Problem to solve –
What you return must match the entries word for word, minus the pictures.

- - - - -

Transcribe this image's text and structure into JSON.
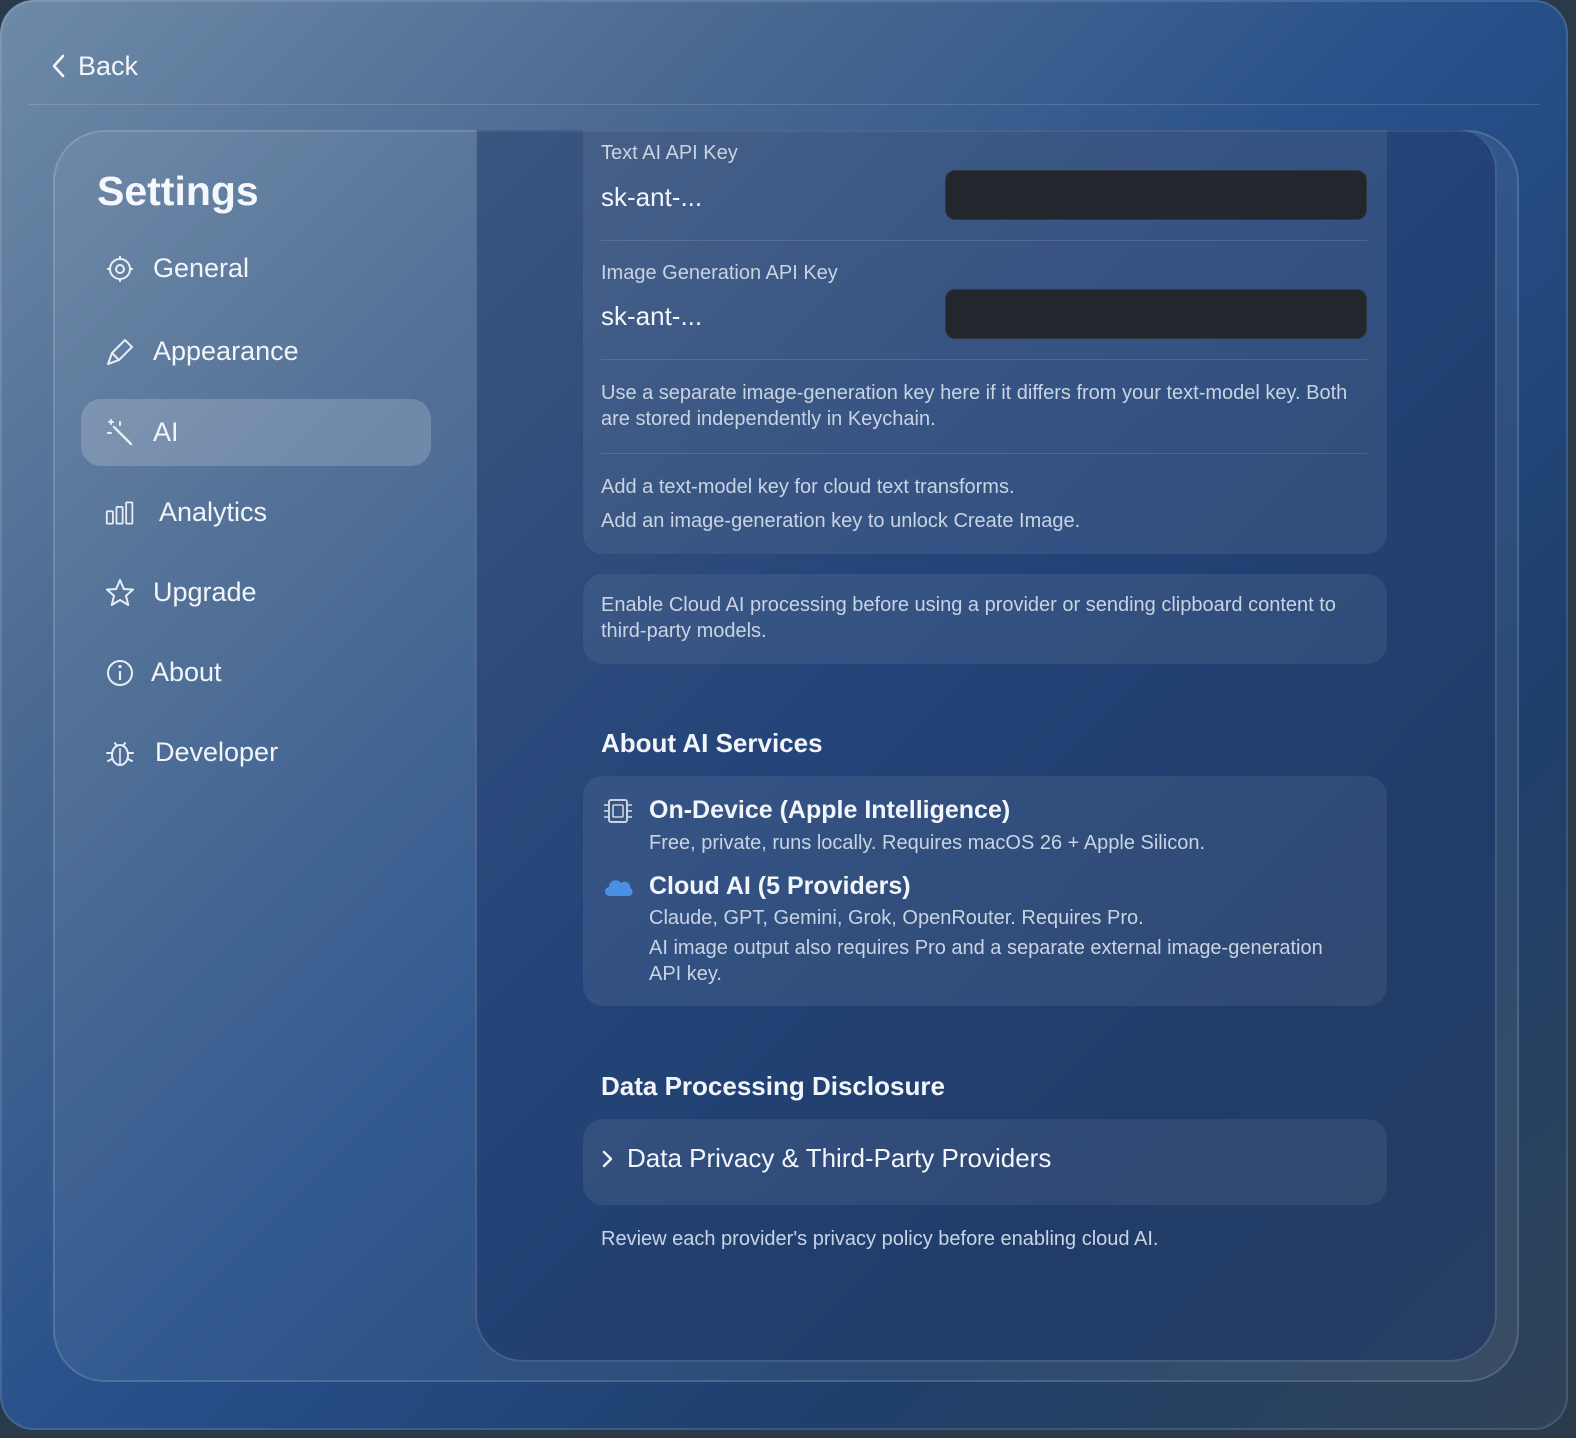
{
  "header": {
    "back_label": "Back"
  },
  "sidebar": {
    "title": "Settings",
    "items": [
      {
        "label": "General",
        "icon": "gear-icon"
      },
      {
        "label": "Appearance",
        "icon": "paintbrush-icon"
      },
      {
        "label": "AI",
        "icon": "magic-wand-icon",
        "active": true
      },
      {
        "label": "Analytics",
        "icon": "bar-chart-icon"
      },
      {
        "label": "Upgrade",
        "icon": "star-icon"
      },
      {
        "label": "About",
        "icon": "info-icon"
      },
      {
        "label": "Developer",
        "icon": "bug-icon"
      }
    ]
  },
  "api_keys": {
    "text_key_label": "Text AI API Key",
    "text_key_value": "sk-ant-...",
    "image_key_label": "Image Generation API Key",
    "image_key_value": "sk-ant-...",
    "separate_key_note": "Use a separate image-generation key here if it differs from your text-model key. Both are stored independently in Keychain.",
    "hint_text": "Add a text-model key for cloud text transforms.",
    "hint_image": "Add an image-generation key to unlock Create Image."
  },
  "cloud_notice": "Enable Cloud AI processing before using a provider or sending clipboard content to third-party models.",
  "about_services": {
    "heading": "About AI Services",
    "on_device_title": "On-Device (Apple Intelligence)",
    "on_device_desc": "Free, private, runs locally. Requires macOS 26 + Apple Silicon.",
    "cloud_title": "Cloud AI (5 Providers)",
    "cloud_desc": "Claude, GPT, Gemini, Grok, OpenRouter. Requires Pro.",
    "cloud_image_note": "AI image output also requires Pro and a separate external image-generation API key."
  },
  "data_processing": {
    "heading": "Data Processing Disclosure",
    "disclosure_label": "Data Privacy & Third-Party Providers",
    "footer_note": "Review each provider's privacy policy before enabling cloud AI."
  },
  "colors": {
    "accent_cloud": "#4a90e2",
    "input_bg": "#22272e"
  }
}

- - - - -

Exercise result –
Transcribe this image's text and structure into JSON.
{
  "header": {
    "back_label": "Back"
  },
  "sidebar": {
    "title": "Settings",
    "items": [
      {
        "label": "General",
        "icon": "gear-icon"
      },
      {
        "label": "Appearance",
        "icon": "paintbrush-icon"
      },
      {
        "label": "AI",
        "icon": "magic-wand-icon",
        "active": true
      },
      {
        "label": "Analytics",
        "icon": "bar-chart-icon"
      },
      {
        "label": "Upgrade",
        "icon": "star-icon"
      },
      {
        "label": "About",
        "icon": "info-icon"
      },
      {
        "label": "Developer",
        "icon": "bug-icon"
      }
    ]
  },
  "api_keys": {
    "text_key_label": "Text AI API Key",
    "text_key_value": "sk-ant-...",
    "image_key_label": "Image Generation API Key",
    "image_key_value": "sk-ant-...",
    "separate_key_note": "Use a separate image-generation key here if it differs from your text-model key. Both are stored independently in Keychain.",
    "hint_text": "Add a text-model key for cloud text transforms.",
    "hint_image": "Add an image-generation key to unlock Create Image."
  },
  "cloud_notice": "Enable Cloud AI processing before using a provider or sending clipboard content to third-party models.",
  "about_services": {
    "heading": "About AI Services",
    "on_device_title": "On-Device (Apple Intelligence)",
    "on_device_desc": "Free, private, runs locally. Requires macOS 26 + Apple Silicon.",
    "cloud_title": "Cloud AI (5 Providers)",
    "cloud_desc": "Claude, GPT, Gemini, Grok, OpenRouter. Requires Pro.",
    "cloud_image_note": "AI image output also requires Pro and a separate external image-generation API key."
  },
  "data_processing": {
    "heading": "Data Processing Disclosure",
    "disclosure_label": "Data Privacy & Third-Party Providers",
    "footer_note": "Review each provider's privacy policy before enabling cloud AI."
  },
  "colors": {
    "accent_cloud": "#4a90e2",
    "input_bg": "#22272e"
  }
}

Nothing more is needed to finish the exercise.